Empathy is a great design tool but must be used properly
In a world where there seems to be a disturbing lack of empathy, there are an awful lot of things being written about it. If you believe the headlines, empathy can boost your profits, make you a better leader, help you create amazing innovations, and deliver award-winning designs. Yet when you dig deeper into these articles, there’s little substance on how empathy actually works and how it can deliver these magical results. Aside from being something you should be doing, how should empathy be used in the most effective way and what pitfalls should you be aware of?
Many design thinking and human-centred design processes have empathy as the first step in their process. They outline user interviews, empathy mapping, and ‘adopting a beginner’s mindset’ as some of the tools to adopt. The purpose of this phase of the process is to see through the eyes of the user and to truly understand the problems you need to solve in the proceeding steps.
Undoubtedly, empathy is integral to truly solving any problem users are having. If you can’t see a problem from a different perspective than your own, you will struggle to really see the nuances and context where the problem exists. But empathy isn’t just a step in the process, or something to be turned on and off. It shouldn’t be seen as a set of deliverables created by one team and then passed over to another.
There’s a real danger in this process that any empathy gained in that first stage is lost in translation when an artefact from that phase is passed to a team member who wasn’t involved. A set of personas, an empathy map, or a research report is at risk of being misinterpreted, misunderstood, or simply ignored when it is ‘handed over’. As with many deliverables in the UX process, it’s the journey, not the destination that holds the most insight. The deliverable is simply a summary of all the insights gathered to that point.
I believe that empathy is more of a continual thread throughout a project. Rather than a set of finite deliverables within a stage, it should be thought of as a scale than runs throughout the work, with apathy at one end, and empathy at the other. Apathy is a lack of interest or concern for the people or problem, who will engage with your design. And empathy provides a deep insight into people, their feelings, and the problem they face. After the empathy phase is complete in a project you can’t dial empathy back all the way to apathy and still produce a great solution. It has to remain constant throughout the project with regular contact with users, to keep in touch with their perspectives.

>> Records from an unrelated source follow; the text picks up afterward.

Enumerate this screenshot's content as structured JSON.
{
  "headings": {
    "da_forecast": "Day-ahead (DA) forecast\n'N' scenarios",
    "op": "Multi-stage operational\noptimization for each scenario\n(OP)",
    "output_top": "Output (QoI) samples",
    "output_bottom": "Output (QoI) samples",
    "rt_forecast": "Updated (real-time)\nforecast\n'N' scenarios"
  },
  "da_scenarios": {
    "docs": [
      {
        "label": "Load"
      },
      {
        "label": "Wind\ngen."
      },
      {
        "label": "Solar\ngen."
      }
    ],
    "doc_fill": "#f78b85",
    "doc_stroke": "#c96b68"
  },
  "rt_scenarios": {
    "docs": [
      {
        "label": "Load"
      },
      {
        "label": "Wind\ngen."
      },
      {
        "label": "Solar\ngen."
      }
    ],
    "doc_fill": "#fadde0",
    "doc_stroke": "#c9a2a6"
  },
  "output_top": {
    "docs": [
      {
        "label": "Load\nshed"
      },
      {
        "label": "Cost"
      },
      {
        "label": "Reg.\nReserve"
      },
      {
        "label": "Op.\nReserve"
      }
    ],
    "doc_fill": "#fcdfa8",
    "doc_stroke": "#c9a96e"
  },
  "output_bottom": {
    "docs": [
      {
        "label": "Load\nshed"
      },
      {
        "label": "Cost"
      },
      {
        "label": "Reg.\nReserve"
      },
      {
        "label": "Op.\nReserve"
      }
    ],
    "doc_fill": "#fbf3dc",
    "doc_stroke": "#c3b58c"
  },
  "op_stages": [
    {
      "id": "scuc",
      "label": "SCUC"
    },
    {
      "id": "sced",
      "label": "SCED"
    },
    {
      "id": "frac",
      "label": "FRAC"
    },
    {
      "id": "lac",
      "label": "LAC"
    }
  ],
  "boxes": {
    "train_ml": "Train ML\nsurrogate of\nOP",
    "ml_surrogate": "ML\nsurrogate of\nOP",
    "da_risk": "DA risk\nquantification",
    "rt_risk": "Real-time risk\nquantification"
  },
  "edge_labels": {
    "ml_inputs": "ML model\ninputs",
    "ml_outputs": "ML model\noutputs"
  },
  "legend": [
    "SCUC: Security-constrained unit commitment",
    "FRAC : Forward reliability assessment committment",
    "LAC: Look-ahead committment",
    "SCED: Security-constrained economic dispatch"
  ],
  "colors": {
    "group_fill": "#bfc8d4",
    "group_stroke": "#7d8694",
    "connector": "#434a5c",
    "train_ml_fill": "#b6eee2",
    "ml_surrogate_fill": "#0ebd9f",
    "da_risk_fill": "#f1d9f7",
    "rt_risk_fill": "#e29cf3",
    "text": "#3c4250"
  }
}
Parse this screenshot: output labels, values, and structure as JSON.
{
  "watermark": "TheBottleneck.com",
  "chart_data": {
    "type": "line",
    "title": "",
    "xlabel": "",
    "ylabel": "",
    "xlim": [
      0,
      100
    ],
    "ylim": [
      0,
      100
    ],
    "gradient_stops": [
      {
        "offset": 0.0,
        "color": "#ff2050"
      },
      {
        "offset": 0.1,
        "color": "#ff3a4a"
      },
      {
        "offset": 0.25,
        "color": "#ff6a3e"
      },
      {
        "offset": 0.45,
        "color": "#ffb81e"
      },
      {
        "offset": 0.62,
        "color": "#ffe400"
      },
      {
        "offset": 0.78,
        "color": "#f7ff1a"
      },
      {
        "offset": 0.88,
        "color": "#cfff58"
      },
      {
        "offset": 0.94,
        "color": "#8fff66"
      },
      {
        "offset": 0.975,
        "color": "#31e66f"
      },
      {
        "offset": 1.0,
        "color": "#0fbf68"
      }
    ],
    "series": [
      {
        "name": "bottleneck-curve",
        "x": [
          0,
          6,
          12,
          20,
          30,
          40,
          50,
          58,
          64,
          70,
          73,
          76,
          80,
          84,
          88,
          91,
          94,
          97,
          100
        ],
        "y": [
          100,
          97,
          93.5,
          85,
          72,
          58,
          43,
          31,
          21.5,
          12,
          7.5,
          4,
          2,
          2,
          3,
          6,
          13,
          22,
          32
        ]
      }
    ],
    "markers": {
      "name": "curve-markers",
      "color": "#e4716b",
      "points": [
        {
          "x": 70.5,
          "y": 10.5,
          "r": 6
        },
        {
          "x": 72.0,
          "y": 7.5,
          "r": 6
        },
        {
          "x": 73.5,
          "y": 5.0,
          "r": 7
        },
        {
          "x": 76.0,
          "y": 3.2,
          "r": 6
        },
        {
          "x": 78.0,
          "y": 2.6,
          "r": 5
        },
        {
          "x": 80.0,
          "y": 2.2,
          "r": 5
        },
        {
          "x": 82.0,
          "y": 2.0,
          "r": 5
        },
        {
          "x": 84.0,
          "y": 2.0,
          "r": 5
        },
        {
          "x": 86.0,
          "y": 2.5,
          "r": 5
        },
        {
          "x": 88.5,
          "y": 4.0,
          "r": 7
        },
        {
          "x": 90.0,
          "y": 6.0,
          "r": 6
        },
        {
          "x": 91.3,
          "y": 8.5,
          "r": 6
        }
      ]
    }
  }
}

However, the danger with empathy is that if you sit too far down the other end of the spectrum in full empathy, you can’t help but feel the emotions of the people you are designing for. Whilst this can be extremely useful to shape your understanding of the problem, it’s unlikely you will be able to see the solution when bogged down with the emotional baggage you have inherited. Great design comes from being able to step back a little from the problem. It happens when you feel compassion for the people you are designing for, where you are invested in them and the problem you are working on, but detached just enough to see it from different angles. Moving the dial away from full empathy and turning down the emotions just enough to allow space for a solution to emerge.
Empathy is a powerful tool in the design process. It allows for a deeper understanding of the design problem and the people who need a solution. But it has to be used carefully. It’s not something you can dip into once and then forget about, but equally too much immersion in empathy can lead to strong feelings that can shroud the real solution. It’s your job to find a solution for the user, not to become one of them and feel what they feel.